If the connection drops, a kill switch will detect it and automatically disconnect your device from the internet so that your data isn’t vulnerable. You probably won’t need a kill switch often, but it is another layer of protection. The kill switch isn’t usually an automatic feature, so you may need to turn it on once you’ve got your VPN installed. 

  • Custom VPN Protocols
Image from VyprVPN

We’ve already discussed the different types of VPN protocols, but some companies may create their own custom VPN protocols. These custom protocols may boost your security, and many providers use them in addition to OpenVPN or other encryptions. 

Which Devices Support VPN Software? 

Image from Ivacy

Luckily, you can use a VPN with most devices—whether it’s a smartphone or a desktop. For computers, systems like Windows, Chromebook, and MacOS should all support VPNs. VPN software can also support Linux systems, but it’s not as common as Windows or Mac.

On a laptop or desktop, many companies offer browser extensions, which are easy to install and keep track of. Most of the time, it only takes a couple of clicks to turn your VPN on if you’re using a browser extension. 

For mobile devices, iOS users trying to get support for their iPhone or iPad should have very little trouble finding a VPN. If you already have a VPN provider, but they don’t support iOS (which is pretty uncommon), there are plenty of free or paid VPN apps that you can download for your phone. 

Androids should be just as easy to support as iOS devices, and you may even be able to set up a VPN on a newer game console (like PlayStation 4 or Xbox One). Of course, VPN support depends on the provider. Before you buy, you’ll want to make sure that they support the device(s) you want to use. 

How Fast are VPNs?

One of the most important factors to consider with VPNs are their speed. A lot of people use VPNs for downloads and streaming, but it’s hard to watch your favorite shows if they’re constantly buffering. 

Most VPNs measure their speed in Mbps, or megabits per second. 100 Mbps is generally a fast internet connection, but that’s without a VPN. Even paid VPNs are going to slow your browser speed down a little bit—but anything around 80 Mbps is fairly fast for a VPN.

Not to mention, server location can also affect speed. The closer the server is, the faster your connection will probably be. However, if you need to connect to a server that’s halfway across the world, you should probably expect a little bit of delay.

Recommended VPNs

So, we’ve given you a general overview of what a VPN is and how you can use them, you might be wondering, “How do I get a VPN?” With endless options, it can be challenging to tell a mediocre VPN from a high-quality one. Fortunately, we’ve compiled a list of some of the best VPNs that we recommend below: 

  • NordVPN – NordVPN remains one of the most popular providers around, and there’s a reason for that. They include a no-log policy and report download speeds of 115 Mbps. Another perk is that NordVPN is capable of unblocking all popular streaming services, so you can stream shows from anywhere in the world. 
  • IvacyVPN – Ivacy also helps unblock popular streaming services, has a no-log policy, and impressive 256-bit encryption. 
  • Windscribe – Along with plenty of security, Windscribe also offers a wide range of advanced features you may want to take advantage of.
  • ProtonVPN – This provider works out of privacy-friendly countries like Iceland and Switzerland, so you don’t have to worry about your data falling into the wrong hands. 
  • SurfsharkVPN – With plenty of affordable paid plans, Surfshark allows you to connect an unlimited number of devices to the same VPN. 
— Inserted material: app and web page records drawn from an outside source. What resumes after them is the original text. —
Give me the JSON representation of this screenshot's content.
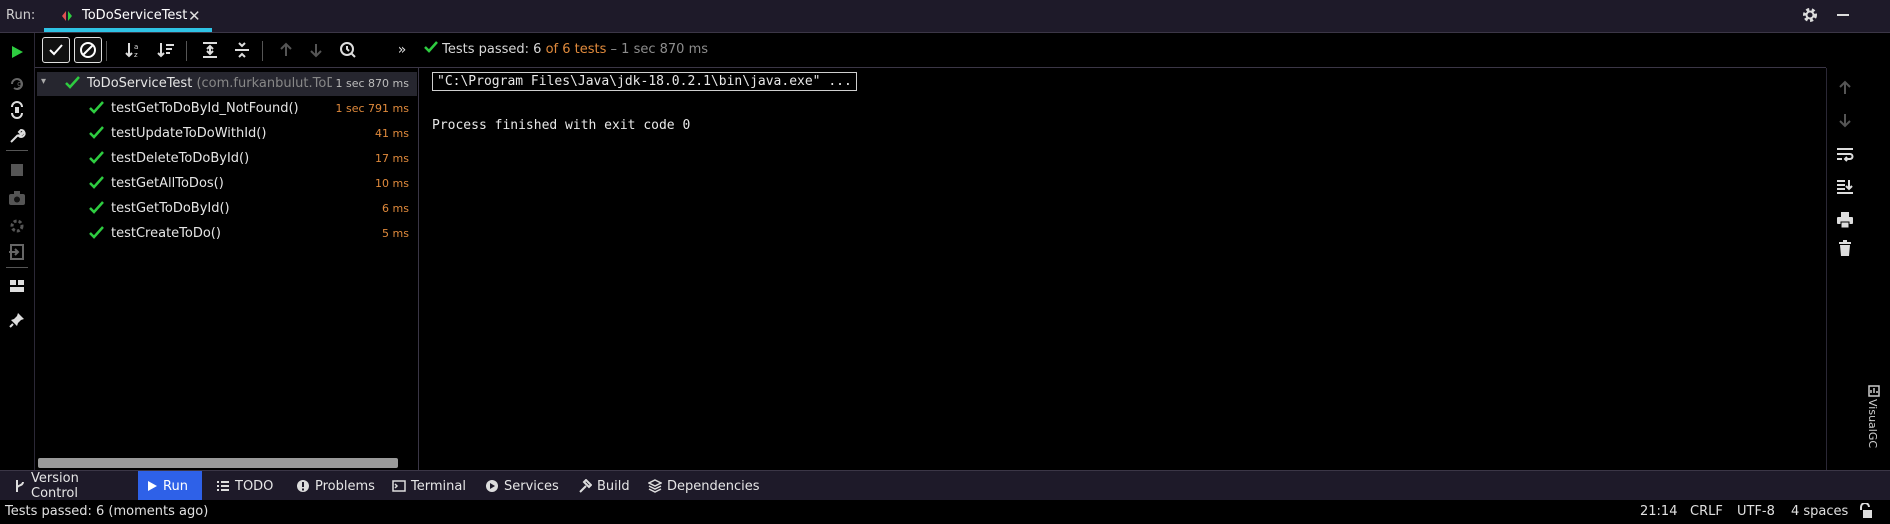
{
  "titlebar": {
    "run_label": "Run:",
    "tab_title": "ToDoServiceTest",
    "tab_close": "✕"
  },
  "status_header": {
    "passed": "Tests passed: 6",
    "of_total": "of 6 tests",
    "duration": "– 1 sec 870 ms"
  },
  "tree": {
    "root": {
      "name": "ToDoServiceTest",
      "package": "(com.furkanbulut.ToDoAp",
      "time": "1 sec 870 ms"
    },
    "tests": [
      {
        "name": "testGetToDoById_NotFound()",
        "time": "1 sec 791 ms"
      },
      {
        "name": "testUpdateToDoWithId()",
        "time": "41 ms"
      },
      {
        "name": "testDeleteToDoById()",
        "time": "17 ms"
      },
      {
        "name": "testGetAllToDos()",
        "time": "10 ms"
      },
      {
        "name": "testGetToDoById()",
        "time": "6 ms"
      },
      {
        "name": "testCreateToDo()",
        "time": "5 ms"
      }
    ]
  },
  "console": {
    "command": "\"C:\\Program Files\\Java\\jdk-18.0.2.1\\bin\\java.exe\" ...",
    "exit_message": "Process finished with exit code 0"
  },
  "visualgc_label": "VisualGC",
  "tool_tabs": [
    {
      "label": "Version Control",
      "icon": "branch-icon"
    },
    {
      "label": "Run",
      "icon": "run-icon"
    },
    {
      "label": "TODO",
      "icon": "list-icon"
    },
    {
      "label": "Problems",
      "icon": "info-icon"
    },
    {
      "label": "Terminal",
      "icon": "terminal-icon"
    },
    {
      "label": "Services",
      "icon": "services-icon"
    },
    {
      "label": "Build",
      "icon": "hammer-icon"
    },
    {
      "label": "Dependencies",
      "icon": "layers-icon"
    }
  ],
  "statusbar": {
    "message": "Tests passed: 6 (moments ago)",
    "position": "21:14",
    "line_ending": "CRLF",
    "encoding": "UTF-8",
    "indent": "4 spaces"
  },
  "colors": {
    "accent": "#2fc3e5",
    "pass_green": "#2ecc40",
    "duration_orange": "#e08a3c",
    "active_tab": "#2e61e8"
  }
}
Summary

With VPNs, there’s a lot of information to unpack. These services provide a lot of benefits—from helping you unblock streaming sites like Netflix or Hulu to keeping your private data secure. However, navigating through all the technical jargon can be intimidating, especially if you’re looking for a VPN. 

When it comes to picking out a VPN provider, it’s crucial to consider how these companies treat your privacy. They may claim to give you security, but if they log your activity, that could be an empty promise. Besides no-log policies, you don’t want to forget about speed, what advanced features you need, and what jurisdiction the company falls under.